-- WORK INSTRUCTION --
Every record needs to come back as written, except for the pictures.

BEGIN TASK DATA

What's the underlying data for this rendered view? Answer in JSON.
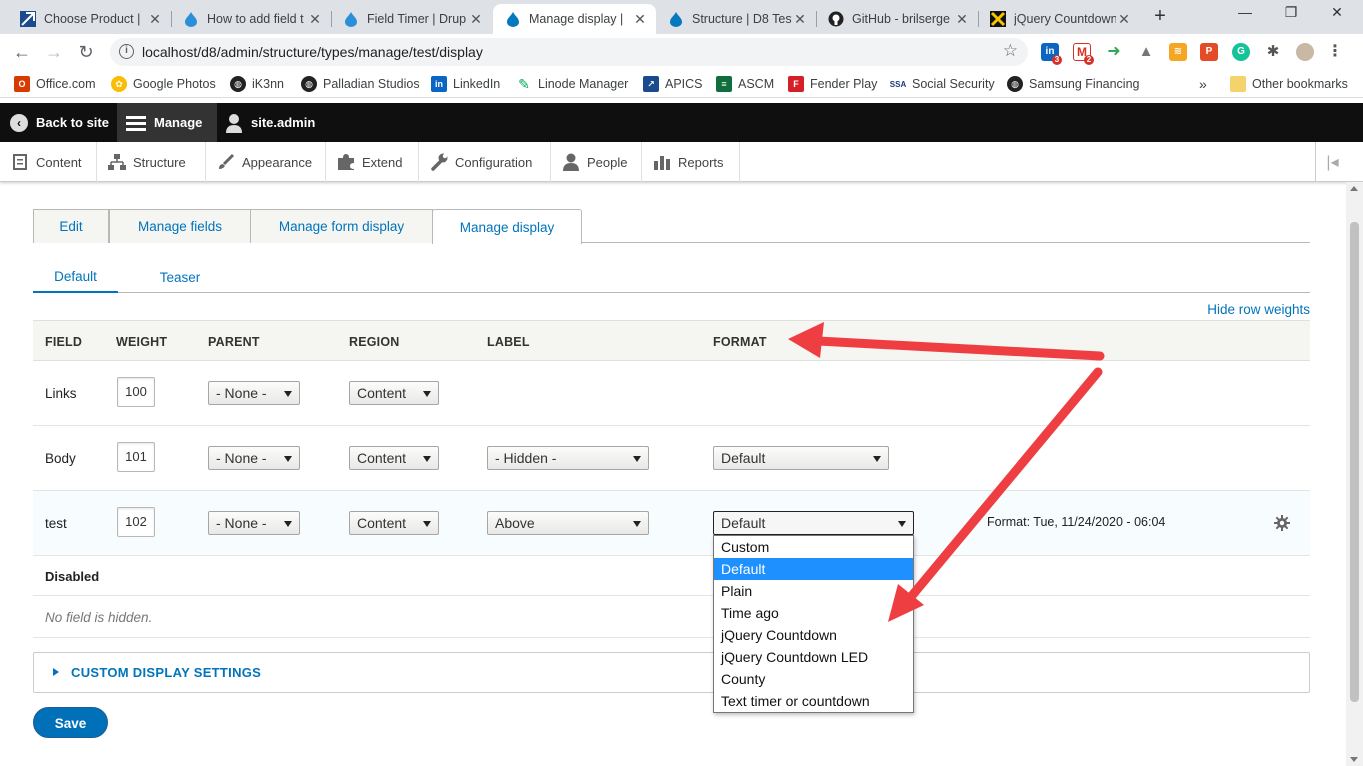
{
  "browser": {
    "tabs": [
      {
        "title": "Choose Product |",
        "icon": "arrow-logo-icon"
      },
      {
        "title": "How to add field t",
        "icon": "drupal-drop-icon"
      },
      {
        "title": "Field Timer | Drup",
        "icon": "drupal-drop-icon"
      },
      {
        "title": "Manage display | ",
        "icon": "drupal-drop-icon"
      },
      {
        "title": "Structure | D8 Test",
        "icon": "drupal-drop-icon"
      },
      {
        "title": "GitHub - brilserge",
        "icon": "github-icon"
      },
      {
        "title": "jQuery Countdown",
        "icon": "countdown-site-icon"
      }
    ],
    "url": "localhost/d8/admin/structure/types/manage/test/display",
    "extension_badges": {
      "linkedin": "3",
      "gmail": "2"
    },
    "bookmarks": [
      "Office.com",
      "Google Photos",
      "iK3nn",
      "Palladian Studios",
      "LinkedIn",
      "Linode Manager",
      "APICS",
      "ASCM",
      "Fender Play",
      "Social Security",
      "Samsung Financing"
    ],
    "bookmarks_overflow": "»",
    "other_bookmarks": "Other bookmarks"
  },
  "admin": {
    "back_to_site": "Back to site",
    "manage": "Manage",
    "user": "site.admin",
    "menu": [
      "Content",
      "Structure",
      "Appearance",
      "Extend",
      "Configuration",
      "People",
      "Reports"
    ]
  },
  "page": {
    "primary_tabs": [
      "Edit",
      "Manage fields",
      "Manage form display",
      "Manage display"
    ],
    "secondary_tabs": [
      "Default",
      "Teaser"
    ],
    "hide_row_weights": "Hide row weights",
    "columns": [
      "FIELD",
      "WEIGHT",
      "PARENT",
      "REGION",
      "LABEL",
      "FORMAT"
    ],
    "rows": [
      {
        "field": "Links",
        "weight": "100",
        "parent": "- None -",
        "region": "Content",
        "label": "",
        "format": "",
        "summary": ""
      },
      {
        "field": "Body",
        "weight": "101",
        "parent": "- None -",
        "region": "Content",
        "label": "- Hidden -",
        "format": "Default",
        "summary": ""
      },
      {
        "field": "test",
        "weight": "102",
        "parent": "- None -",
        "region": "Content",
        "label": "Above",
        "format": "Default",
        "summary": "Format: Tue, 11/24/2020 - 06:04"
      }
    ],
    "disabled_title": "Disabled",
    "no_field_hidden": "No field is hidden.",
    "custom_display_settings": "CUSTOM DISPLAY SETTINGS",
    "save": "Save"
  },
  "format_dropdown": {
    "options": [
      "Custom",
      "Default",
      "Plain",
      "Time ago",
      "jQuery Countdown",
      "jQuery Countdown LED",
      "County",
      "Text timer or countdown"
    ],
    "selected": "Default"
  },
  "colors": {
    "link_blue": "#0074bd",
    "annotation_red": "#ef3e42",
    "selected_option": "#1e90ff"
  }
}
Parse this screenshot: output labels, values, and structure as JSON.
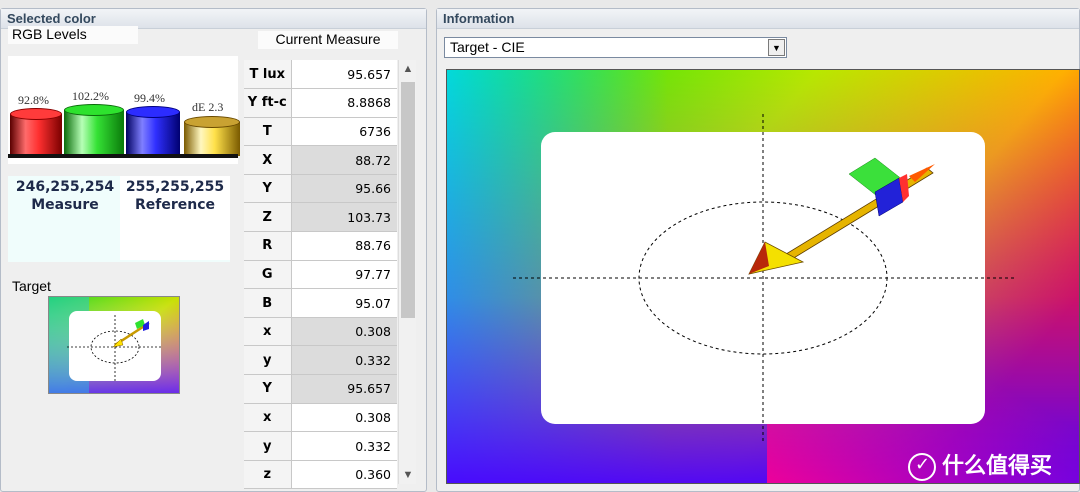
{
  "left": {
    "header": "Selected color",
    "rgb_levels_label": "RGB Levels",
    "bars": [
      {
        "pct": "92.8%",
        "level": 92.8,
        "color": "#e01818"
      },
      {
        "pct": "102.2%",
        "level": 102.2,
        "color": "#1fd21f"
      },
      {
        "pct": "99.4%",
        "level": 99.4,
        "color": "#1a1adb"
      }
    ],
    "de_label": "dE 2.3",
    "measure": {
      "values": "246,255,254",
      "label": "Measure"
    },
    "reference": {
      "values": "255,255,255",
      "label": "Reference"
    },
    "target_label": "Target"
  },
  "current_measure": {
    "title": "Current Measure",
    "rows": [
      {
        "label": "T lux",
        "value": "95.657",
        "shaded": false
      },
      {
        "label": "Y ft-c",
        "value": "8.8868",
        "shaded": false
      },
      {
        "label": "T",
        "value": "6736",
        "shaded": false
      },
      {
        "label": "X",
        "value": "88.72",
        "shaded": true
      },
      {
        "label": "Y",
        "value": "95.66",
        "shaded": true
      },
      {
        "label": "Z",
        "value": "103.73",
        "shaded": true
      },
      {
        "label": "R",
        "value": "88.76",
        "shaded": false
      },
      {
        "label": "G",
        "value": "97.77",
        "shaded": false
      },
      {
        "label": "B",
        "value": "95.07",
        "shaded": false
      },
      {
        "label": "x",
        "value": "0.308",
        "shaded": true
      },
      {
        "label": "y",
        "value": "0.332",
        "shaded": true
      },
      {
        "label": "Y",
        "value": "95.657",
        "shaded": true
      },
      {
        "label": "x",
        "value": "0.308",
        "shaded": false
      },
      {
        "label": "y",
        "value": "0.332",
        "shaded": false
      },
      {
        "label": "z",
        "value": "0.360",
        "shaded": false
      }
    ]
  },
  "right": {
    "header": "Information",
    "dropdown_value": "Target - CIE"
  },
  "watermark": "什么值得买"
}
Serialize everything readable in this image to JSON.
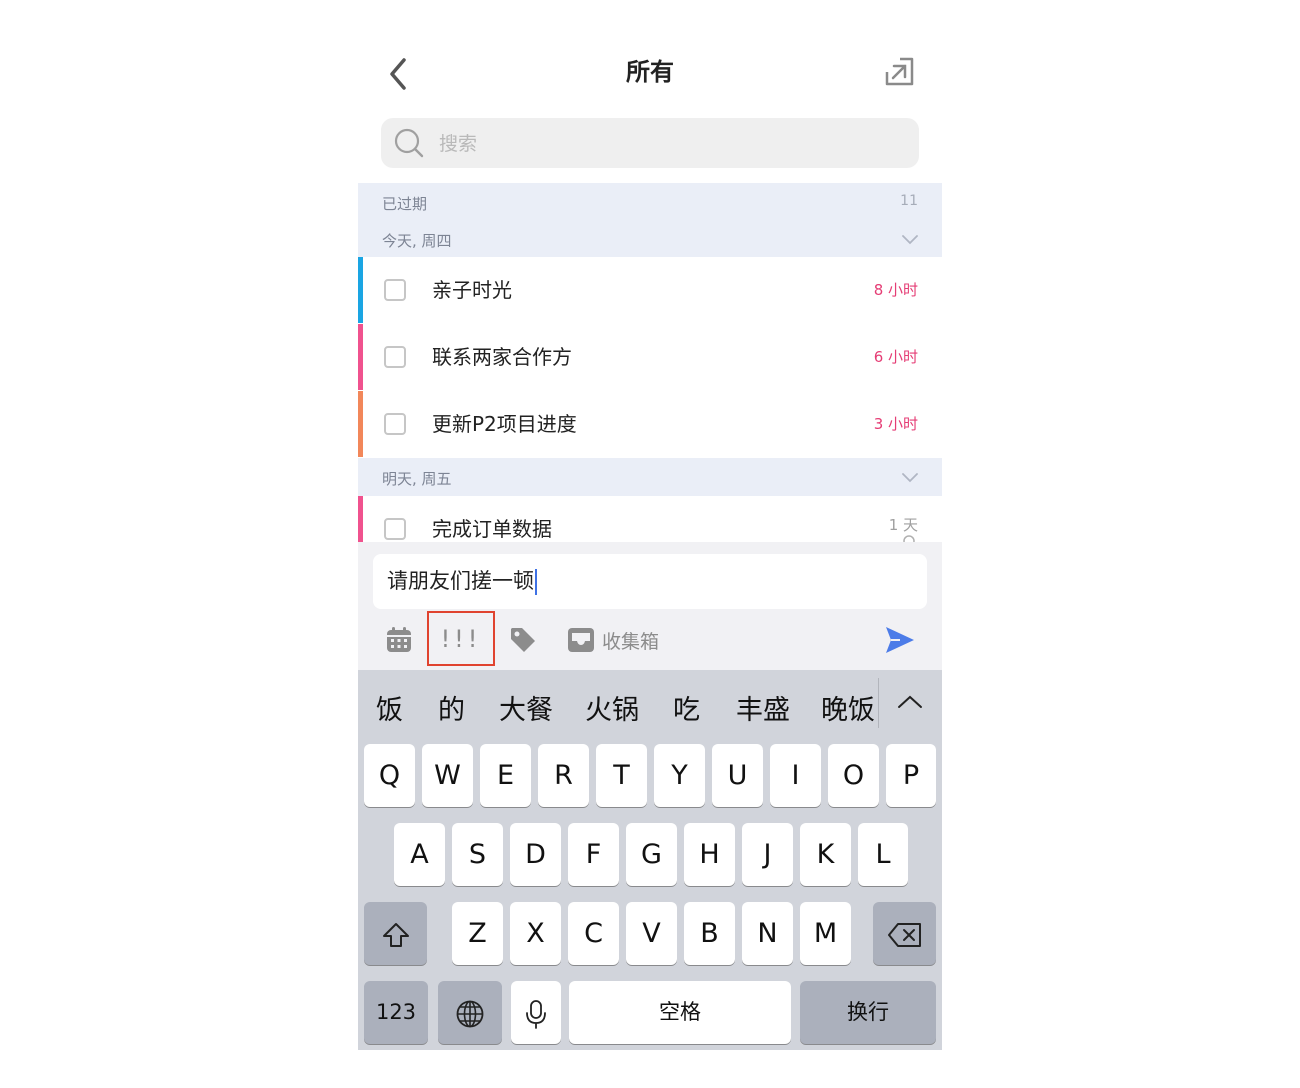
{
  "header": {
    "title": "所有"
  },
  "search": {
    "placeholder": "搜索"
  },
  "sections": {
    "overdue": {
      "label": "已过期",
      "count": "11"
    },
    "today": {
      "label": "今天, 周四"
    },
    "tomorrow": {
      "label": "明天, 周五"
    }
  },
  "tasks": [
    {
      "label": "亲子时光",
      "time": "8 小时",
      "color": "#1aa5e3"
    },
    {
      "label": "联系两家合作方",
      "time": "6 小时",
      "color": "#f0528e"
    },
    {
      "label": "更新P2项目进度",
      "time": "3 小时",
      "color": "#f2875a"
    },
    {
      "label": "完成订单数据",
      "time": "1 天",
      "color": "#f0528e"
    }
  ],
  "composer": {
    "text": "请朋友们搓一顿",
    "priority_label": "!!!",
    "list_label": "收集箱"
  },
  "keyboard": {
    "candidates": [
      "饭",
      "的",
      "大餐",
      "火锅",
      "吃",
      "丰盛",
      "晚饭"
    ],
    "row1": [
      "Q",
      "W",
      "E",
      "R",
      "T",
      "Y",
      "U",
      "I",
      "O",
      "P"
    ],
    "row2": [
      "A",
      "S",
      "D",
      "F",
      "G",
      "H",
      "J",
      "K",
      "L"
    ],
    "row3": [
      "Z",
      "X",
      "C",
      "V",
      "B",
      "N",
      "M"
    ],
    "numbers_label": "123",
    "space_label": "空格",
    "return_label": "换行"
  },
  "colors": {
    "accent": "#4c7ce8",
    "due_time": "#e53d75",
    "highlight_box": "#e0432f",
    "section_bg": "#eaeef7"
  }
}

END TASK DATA

-- FINISHED EXERCISE --
What's the underlying data for this rendered view? Answer in JSON.
{
  "browser": {
    "tabs": [
      {
        "title": "Choose Product |",
        "icon": "arrow-logo-icon"
      },
      {
        "title": "How to add field t",
        "icon": "drupal-drop-icon"
      },
      {
        "title": "Field Timer | Drup",
        "icon": "drupal-drop-icon"
      },
      {
        "title": "Manage display | ",
        "icon": "drupal-drop-icon"
      },
      {
        "title": "Structure | D8 Test",
        "icon": "drupal-drop-icon"
      },
      {
        "title": "GitHub - brilserge",
        "icon": "github-icon"
      },
      {
        "title": "jQuery Countdown",
        "icon": "countdown-site-icon"
      }
    ],
    "url": "localhost/d8/admin/structure/types/manage/test/display",
    "extension_badges": {
      "linkedin": "3",
      "gmail": "2"
    },
    "bookmarks": [
      "Office.com",
      "Google Photos",
      "iK3nn",
      "Palladian Studios",
      "LinkedIn",
      "Linode Manager",
      "APICS",
      "ASCM",
      "Fender Play",
      "Social Security",
      "Samsung Financing"
    ],
    "bookmarks_overflow": "»",
    "other_bookmarks": "Other bookmarks"
  },
  "admin": {
    "back_to_site": "Back to site",
    "manage": "Manage",
    "user": "site.admin",
    "menu": [
      "Content",
      "Structure",
      "Appearance",
      "Extend",
      "Configuration",
      "People",
      "Reports"
    ]
  },
  "page": {
    "primary_tabs": [
      "Edit",
      "Manage fields",
      "Manage form display",
      "Manage display"
    ],
    "secondary_tabs": [
      "Default",
      "Teaser"
    ],
    "hide_row_weights": "Hide row weights",
    "columns": [
      "FIELD",
      "WEIGHT",
      "PARENT",
      "REGION",
      "LABEL",
      "FORMAT"
    ],
    "rows": [
      {
        "field": "Links",
        "weight": "100",
        "parent": "- None -",
        "region": "Content",
        "label": "",
        "format": "",
        "summary": ""
      },
      {
        "field": "Body",
        "weight": "101",
        "parent": "- None -",
        "region": "Content",
        "label": "- Hidden -",
        "format": "Default",
        "summary": ""
      },
      {
        "field": "test",
        "weight": "102",
        "parent": "- None -",
        "region": "Content",
        "label": "Above",
        "format": "Default",
        "summary": "Format: Tue, 11/24/2020 - 06:04"
      }
    ],
    "disabled_title": "Disabled",
    "no_field_hidden": "No field is hidden.",
    "custom_display_settings": "CUSTOM DISPLAY SETTINGS",
    "save": "Save"
  },
  "format_dropdown": {
    "options": [
      "Custom",
      "Default",
      "Plain",
      "Time ago",
      "jQuery Countdown",
      "jQuery Countdown LED",
      "County",
      "Text timer or countdown"
    ],
    "selected": "Default"
  },
  "colors": {
    "link_blue": "#0074bd",
    "annotation_red": "#ef3e42",
    "selected_option": "#1e90ff"
  }
}
Parse this screenshot: output labels, values, and structure as JSON.
{
  "left": {
    "header": "Selected color",
    "rgb_levels_label": "RGB Levels",
    "bars": [
      {
        "pct": "92.8%",
        "level": 92.8,
        "color": "#e01818"
      },
      {
        "pct": "102.2%",
        "level": 102.2,
        "color": "#1fd21f"
      },
      {
        "pct": "99.4%",
        "level": 99.4,
        "color": "#1a1adb"
      }
    ],
    "de_label": "dE 2.3",
    "measure": {
      "values": "246,255,254",
      "label": "Measure"
    },
    "reference": {
      "values": "255,255,255",
      "label": "Reference"
    },
    "target_label": "Target"
  },
  "current_measure": {
    "title": "Current Measure",
    "rows": [
      {
        "label": "T lux",
        "value": "95.657",
        "shaded": false
      },
      {
        "label": "Y ft-c",
        "value": "8.8868",
        "shaded": false
      },
      {
        "label": "T",
        "value": "6736",
        "shaded": false
      },
      {
        "label": "X",
        "value": "88.72",
        "shaded": true
      },
      {
        "label": "Y",
        "value": "95.66",
        "shaded": true
      },
      {
        "label": "Z",
        "value": "103.73",
        "shaded": true
      },
      {
        "label": "R",
        "value": "88.76",
        "shaded": false
      },
      {
        "label": "G",
        "value": "97.77",
        "shaded": false
      },
      {
        "label": "B",
        "value": "95.07",
        "shaded": false
      },
      {
        "label": "x",
        "value": "0.308",
        "shaded": true
      },
      {
        "label": "y",
        "value": "0.332",
        "shaded": true
      },
      {
        "label": "Y",
        "value": "95.657",
        "shaded": true
      },
      {
        "label": "x",
        "value": "0.308",
        "shaded": false
      },
      {
        "label": "y",
        "value": "0.332",
        "shaded": false
      },
      {
        "label": "z",
        "value": "0.360",
        "shaded": false
      }
    ]
  },
  "right": {
    "header": "Information",
    "dropdown_value": "Target - CIE"
  },
  "watermark": "什么值得买"
}
Serialize everything readable in this image to JSON.
{
  "header": {
    "title": "所有"
  },
  "search": {
    "placeholder": "搜索"
  },
  "sections": {
    "overdue": {
      "label": "已过期",
      "count": "11"
    },
    "today": {
      "label": "今天, 周四"
    },
    "tomorrow": {
      "label": "明天, 周五"
    }
  },
  "tasks": [
    {
      "label": "亲子时光",
      "time": "8 小时",
      "color": "#1aa5e3"
    },
    {
      "label": "联系两家合作方",
      "time": "6 小时",
      "color": "#f0528e"
    },
    {
      "label": "更新P2项目进度",
      "time": "3 小时",
      "color": "#f2875a"
    },
    {
      "label": "完成订单数据",
      "time": "1 天",
      "color": "#f0528e"
    }
  ],
  "composer": {
    "text": "请朋友们搓一顿",
    "priority_label": "!!!",
    "list_label": "收集箱"
  },
  "keyboard": {
    "candidates": [
      "饭",
      "的",
      "大餐",
      "火锅",
      "吃",
      "丰盛",
      "晚饭"
    ],
    "row1": [
      "Q",
      "W",
      "E",
      "R",
      "T",
      "Y",
      "U",
      "I",
      "O",
      "P"
    ],
    "row2": [
      "A",
      "S",
      "D",
      "F",
      "G",
      "H",
      "J",
      "K",
      "L"
    ],
    "row3": [
      "Z",
      "X",
      "C",
      "V",
      "B",
      "N",
      "M"
    ],
    "numbers_label": "123",
    "space_label": "空格",
    "return_label": "换行"
  },
  "colors": {
    "accent": "#4c7ce8",
    "due_time": "#e53d75",
    "highlight_box": "#e0432f",
    "section_bg": "#eaeef7"
  }
}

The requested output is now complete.